Brown Florida cow whip

What is a Cow Whip?

My Journey into Whips

Over the years, whip making and whip cracking have grown in popularity much more than I would have ever thought. It is still a very small niche, that is for sure. But when I began making whips over 12 years ago I never really knew whips were known outside the ranching world.

My first whip was from a local feed store and it was enough to peak my interest. I began making whips, selling them to other ranchers and dayworkers, making a hobby out of it. My brother and I even traded a whip for a dogie calf once!

Anyway, at one time I had no idea there where different styles of whips, but come to find out, whips have a very long and rich history throughout the world!

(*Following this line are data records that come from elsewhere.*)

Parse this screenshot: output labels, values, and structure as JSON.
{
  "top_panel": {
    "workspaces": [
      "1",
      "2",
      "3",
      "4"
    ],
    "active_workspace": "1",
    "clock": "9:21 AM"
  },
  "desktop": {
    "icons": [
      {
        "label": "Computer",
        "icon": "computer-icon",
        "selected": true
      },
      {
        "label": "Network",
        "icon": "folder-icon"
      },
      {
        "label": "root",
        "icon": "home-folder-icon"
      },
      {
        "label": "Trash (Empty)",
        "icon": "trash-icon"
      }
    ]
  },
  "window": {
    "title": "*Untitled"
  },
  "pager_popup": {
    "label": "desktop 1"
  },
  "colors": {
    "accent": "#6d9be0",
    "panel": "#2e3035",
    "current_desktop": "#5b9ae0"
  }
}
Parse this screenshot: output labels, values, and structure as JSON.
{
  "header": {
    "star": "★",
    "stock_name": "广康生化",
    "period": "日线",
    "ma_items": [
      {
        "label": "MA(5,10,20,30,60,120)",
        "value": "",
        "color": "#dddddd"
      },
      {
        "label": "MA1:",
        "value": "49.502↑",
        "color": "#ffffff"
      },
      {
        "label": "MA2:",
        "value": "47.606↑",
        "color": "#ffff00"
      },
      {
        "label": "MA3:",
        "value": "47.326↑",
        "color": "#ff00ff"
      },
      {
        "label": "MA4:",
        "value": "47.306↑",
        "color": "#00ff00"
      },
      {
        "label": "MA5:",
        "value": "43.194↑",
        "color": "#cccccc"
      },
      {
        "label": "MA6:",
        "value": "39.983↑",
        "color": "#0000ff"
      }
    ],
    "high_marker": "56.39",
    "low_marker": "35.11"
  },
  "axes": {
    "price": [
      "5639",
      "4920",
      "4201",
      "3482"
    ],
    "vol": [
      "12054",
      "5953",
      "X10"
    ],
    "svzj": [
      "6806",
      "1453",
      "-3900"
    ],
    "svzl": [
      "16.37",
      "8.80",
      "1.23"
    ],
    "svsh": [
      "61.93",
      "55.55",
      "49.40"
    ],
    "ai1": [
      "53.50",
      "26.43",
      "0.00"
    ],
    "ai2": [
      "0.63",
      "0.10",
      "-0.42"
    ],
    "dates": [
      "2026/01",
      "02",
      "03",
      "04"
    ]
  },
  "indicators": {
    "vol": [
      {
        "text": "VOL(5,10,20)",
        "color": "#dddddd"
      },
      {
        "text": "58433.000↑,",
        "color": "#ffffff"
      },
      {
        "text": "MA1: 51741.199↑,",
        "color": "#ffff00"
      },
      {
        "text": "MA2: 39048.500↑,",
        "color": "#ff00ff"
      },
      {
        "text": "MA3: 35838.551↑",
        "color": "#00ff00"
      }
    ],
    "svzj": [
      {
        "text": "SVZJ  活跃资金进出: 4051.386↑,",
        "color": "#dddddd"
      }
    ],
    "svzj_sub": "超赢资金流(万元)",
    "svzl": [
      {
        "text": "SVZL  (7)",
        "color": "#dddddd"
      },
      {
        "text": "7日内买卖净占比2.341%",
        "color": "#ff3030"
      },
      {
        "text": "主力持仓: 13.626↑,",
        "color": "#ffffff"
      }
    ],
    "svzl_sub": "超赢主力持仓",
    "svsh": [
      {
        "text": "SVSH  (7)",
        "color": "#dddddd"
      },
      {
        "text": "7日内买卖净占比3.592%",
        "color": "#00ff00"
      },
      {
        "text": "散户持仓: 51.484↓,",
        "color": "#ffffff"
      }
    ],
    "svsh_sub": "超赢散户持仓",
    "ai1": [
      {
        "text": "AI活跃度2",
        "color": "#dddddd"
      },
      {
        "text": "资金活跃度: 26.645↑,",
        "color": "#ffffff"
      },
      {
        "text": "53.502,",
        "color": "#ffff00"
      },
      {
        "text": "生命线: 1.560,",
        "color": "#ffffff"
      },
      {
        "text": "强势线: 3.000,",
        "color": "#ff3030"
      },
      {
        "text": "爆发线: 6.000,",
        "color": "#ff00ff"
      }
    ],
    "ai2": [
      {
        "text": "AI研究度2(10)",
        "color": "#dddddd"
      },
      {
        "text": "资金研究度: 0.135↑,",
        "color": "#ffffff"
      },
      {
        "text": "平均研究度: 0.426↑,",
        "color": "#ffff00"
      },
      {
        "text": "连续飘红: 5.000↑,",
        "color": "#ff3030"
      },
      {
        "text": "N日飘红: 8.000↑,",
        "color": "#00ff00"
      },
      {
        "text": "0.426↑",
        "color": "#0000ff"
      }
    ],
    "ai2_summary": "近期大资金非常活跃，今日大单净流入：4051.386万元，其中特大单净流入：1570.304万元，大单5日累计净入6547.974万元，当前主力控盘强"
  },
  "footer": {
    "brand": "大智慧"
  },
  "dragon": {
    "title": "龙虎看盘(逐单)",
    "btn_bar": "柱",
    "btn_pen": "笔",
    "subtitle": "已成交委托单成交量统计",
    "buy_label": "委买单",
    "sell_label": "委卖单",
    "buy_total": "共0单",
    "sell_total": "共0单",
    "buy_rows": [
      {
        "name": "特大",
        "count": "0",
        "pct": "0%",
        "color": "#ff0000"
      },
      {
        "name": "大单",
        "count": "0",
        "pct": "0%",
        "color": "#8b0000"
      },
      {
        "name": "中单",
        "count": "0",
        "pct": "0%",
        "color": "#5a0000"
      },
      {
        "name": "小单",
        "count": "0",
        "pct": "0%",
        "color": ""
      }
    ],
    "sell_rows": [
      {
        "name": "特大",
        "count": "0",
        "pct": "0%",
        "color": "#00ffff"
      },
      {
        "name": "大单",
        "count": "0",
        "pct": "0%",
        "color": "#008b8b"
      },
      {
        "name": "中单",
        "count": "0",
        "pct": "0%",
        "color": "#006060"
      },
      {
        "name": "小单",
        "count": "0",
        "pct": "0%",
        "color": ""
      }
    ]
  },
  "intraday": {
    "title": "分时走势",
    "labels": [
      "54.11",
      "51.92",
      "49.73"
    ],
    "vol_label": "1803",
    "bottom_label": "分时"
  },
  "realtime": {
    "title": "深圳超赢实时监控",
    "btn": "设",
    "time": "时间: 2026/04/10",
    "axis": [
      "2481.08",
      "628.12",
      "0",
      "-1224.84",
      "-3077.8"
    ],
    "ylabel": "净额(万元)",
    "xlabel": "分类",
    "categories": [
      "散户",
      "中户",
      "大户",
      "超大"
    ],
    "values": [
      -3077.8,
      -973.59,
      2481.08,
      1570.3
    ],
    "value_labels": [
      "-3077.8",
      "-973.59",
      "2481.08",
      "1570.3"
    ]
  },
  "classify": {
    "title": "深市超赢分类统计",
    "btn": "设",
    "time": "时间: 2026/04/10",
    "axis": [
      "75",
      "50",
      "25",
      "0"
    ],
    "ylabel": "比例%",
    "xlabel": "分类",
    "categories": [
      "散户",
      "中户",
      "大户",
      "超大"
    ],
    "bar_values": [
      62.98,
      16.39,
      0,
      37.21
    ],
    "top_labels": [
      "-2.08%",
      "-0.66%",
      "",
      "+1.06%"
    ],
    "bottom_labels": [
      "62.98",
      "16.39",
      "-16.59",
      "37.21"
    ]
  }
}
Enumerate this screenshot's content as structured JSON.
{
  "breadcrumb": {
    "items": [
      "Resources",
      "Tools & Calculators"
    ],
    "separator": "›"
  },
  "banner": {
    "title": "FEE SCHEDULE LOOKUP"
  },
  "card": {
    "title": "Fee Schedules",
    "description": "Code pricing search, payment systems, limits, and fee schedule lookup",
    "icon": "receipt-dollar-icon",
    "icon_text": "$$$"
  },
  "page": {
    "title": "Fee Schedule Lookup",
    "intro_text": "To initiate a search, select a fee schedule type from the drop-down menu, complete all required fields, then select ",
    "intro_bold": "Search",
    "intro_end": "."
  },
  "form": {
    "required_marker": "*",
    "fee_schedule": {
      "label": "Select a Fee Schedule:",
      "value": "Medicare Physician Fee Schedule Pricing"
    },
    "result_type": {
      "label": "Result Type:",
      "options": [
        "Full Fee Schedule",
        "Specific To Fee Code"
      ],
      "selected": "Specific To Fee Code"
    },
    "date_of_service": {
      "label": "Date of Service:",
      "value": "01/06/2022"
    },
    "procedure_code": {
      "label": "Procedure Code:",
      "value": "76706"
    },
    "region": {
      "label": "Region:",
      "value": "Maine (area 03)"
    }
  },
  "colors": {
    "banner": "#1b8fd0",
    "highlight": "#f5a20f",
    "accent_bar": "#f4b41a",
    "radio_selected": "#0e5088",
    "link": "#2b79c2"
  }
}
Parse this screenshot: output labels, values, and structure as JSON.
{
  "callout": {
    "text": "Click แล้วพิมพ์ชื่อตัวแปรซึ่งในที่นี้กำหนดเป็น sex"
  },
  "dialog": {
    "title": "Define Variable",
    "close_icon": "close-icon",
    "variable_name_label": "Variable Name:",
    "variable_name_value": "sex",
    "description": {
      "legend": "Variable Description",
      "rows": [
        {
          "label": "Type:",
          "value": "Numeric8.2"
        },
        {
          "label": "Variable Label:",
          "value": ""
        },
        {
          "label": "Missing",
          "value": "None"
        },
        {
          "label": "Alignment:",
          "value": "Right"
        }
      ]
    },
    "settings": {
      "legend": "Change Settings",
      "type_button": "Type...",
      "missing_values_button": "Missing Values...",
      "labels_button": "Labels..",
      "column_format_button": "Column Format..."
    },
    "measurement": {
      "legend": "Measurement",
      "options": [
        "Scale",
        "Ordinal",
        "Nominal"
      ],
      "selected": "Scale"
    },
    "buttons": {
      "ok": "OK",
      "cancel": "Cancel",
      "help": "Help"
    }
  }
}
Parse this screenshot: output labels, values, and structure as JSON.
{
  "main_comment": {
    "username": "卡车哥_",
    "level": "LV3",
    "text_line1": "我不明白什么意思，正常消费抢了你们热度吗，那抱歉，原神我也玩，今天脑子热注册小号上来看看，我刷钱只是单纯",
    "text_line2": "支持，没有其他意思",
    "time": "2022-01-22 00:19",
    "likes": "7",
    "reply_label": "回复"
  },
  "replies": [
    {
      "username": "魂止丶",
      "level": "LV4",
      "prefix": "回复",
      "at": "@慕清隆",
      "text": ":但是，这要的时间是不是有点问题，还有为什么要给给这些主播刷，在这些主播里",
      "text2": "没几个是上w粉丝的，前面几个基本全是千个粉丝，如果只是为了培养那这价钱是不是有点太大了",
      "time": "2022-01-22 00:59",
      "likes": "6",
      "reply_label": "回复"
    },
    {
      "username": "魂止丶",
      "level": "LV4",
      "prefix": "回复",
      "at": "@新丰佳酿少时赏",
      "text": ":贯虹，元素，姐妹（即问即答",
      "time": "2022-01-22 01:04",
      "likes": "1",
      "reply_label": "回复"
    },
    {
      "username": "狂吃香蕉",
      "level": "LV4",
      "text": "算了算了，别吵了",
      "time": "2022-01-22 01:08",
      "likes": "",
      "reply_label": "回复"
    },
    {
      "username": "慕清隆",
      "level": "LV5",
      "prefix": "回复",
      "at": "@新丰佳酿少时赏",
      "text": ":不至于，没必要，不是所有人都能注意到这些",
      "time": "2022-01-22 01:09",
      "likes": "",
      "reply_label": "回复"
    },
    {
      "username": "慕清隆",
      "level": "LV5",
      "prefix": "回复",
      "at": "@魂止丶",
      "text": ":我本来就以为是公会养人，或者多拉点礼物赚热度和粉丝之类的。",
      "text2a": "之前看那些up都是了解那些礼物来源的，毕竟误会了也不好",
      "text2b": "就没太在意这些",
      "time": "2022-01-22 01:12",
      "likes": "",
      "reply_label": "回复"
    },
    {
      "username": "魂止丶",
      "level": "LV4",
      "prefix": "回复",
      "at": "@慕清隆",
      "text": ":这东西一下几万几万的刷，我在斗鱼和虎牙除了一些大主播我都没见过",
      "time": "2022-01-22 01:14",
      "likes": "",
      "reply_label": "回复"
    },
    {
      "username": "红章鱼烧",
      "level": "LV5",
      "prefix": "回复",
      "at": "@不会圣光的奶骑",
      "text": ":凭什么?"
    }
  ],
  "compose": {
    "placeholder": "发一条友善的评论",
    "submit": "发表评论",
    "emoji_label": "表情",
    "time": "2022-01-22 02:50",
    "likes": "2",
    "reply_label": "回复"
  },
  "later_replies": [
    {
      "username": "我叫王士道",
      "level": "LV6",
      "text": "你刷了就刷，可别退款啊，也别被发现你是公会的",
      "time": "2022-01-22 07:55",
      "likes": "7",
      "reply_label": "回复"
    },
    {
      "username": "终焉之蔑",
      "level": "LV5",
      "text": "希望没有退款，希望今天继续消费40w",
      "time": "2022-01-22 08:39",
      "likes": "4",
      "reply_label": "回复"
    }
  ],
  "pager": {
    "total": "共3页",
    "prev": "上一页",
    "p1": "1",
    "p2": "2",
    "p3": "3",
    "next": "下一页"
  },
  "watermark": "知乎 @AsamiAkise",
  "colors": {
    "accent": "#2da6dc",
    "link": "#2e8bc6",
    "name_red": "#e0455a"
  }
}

I recently saw a piece online somewhere that claimed “cow whips” and “stock whips” were synonymous terms. Well, that is false. So here is some information about cow whips.

The Florida Cow Whip

The Florida cow whip originated here in the Sunshine state. I do not know the history of it but it has been used for working cattle for many generations. I would assume it dates back to the time when Spaniards ran cattle through Florida’s iconic landscape, but I do not know. Nevertheless, cow whips have been used for a long time to herd, drive, and work cattle. “Hunting” them in the palmettos and out of the marshes. To this day you’ll find one hanging from plenty of saddles. The term ‘Florida Cracker’ starts to make sense.

Originally, cow whips were plaited from buckskin, but today most you find are made from nylon paracord. I know some long-time cow whip makers use white paracord and beeswax, which, in my opinion, retains the nostalgic resemblance of buckskin. I like it a lot, but I primarily use paraffin wax on all my whips. Most folks order all sorts of colors, so the clear paraffin wax works best due to its transparent nature, not discoloring the whip.

What makes Cow Whips Unique

I find that a fair number of cow whips are much longer than other whips you will see. It isn’t uncommon to see cows whips 14′-16′ or ever longer. Most of mine range between 6′ and 14′, with 10 probably being most common. When working cattle, a long whip is advantageous, as you are farther away from the cattle on horseback. Also, longer whips are much easier to handle and crack via horseback. The most common way to use a cow whip is with the “overhand flick” crack. This keeps your whip to your side, avoiding your horse and allowing you to stay inline with the cattle.

As I said above, the handle is a separate piece from the whip body (also called a “thong”). The thong has two long “keeper” strands securely fasted inside the whip, which allow for it to be laced to the handle. The handle is then relatively easy to swap out and replace. Cow whips are also generally weighted with lead, making them heavy enough to produce a lot of momentum and a heck of a crack.


Well, that’s about all I have on cow whips for now. I don’t claim to know everything about them or their history. I’ve been plaiting and using whips for well over 12 years and this is just what I have experienced. If you have questions please feel free to contact me here, or if you would like to order a cow whip check out this page here!

Thanks for stopping by and God Bless!

Oh, and for those wondering, stock whips are an Australian style whip and often used today for whip cracking routines!

Similar Posts

Leave a Reply

Your email address will not be published. Required fields are marked *